Due to transportation costs, Chinese food prices will increase even more than the 22% percent they have already appreciated since last year. (In all, according to the BBC, China’s inflation as of April was up 8.5% on the year.) Rising inflation could lead to big problems and the end of 4 kuai (.50 cent) meals that sustain many low-paid migrant workers who labor in the cities and send remittances to their farming families.
Already, there has been a slight decrease in the amount of migrant workers in China’s coastal cities (regrettably, I can’t currently find the Journal article I saw the numbers for this cited in- I will post it as soon as I find it), driving up prices for construction and leading to more inflation. The eventual return of these workers to their villages and second-tier cities might be good for the economy in the long-term as some population stress is removed; but in the short term, their return with big city views, and big city demands for quality of life, these returnees could have big cosmopolitan demands for their local governments- demands that might not be met and could cause social unrest.

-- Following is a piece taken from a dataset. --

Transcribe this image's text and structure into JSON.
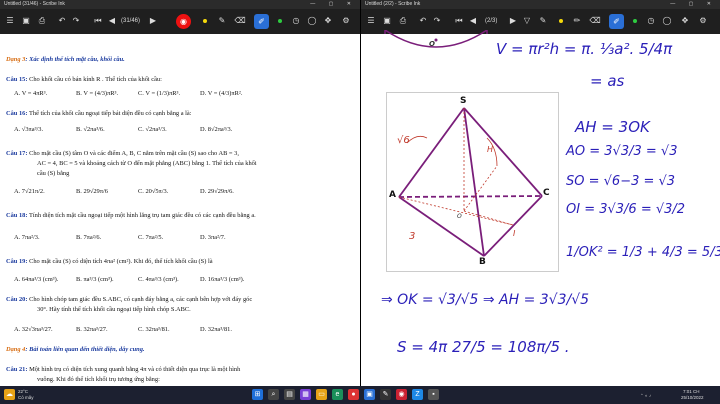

ONE Beijing still needs to subsidize a gap of around $20 in international purchases of oil. Its importing companies are still losing cash, but ultimately China can weather slightly cheaper oil prices than the rest of the world since “average Chinese [domestic] production costs were about $US20 ($21)”. It’s the internationally-bought oil gap that China has to pay for.
TWO China also has to manage the social unrest that will originate due to the rising oil prices. Subsidies to the right populations should take a lot of the bite out of that unrest. Prof. Victor Shih of Northwestern speculates a little on what needs to be done to prop up the Chinese middle and lower classes after gas prices rise.
THREE There may be citizen-government clashes over the increased oil prices, much as there were in March 2007 during the Yongzhou Mass Incident, sparked over rising public transportation costs. This could be why public transport costs are being kept steady. (According to the FT, “CSFB, the investment bank, estimates that an 8 per cent increase in fares would add 2.3 percentage points to inflation. “)
FOUR If there are clashes, the government will likely clamp down, and try to keep the media from reporting on negative developments since China does not want to look bad in the year of its Olympics (as noted in my earlier article.) How successful they are remains to be determined.
Also of note: An article on hidden cost of fuel subsidies explains why China needed to reevaluate its oil prices.
And Forbes discusses in more detail the weird situation where one of China’s national oil companies, Sinopec suffered under the system and required billions in state subsidies to prop up its foreign oil acquisitions.
http://www.eeo.com.cn/ens//Industry/2008/06/25/104320.html Also had an interesting article on the possible reprecussions of the price rise on China’s national oil companies.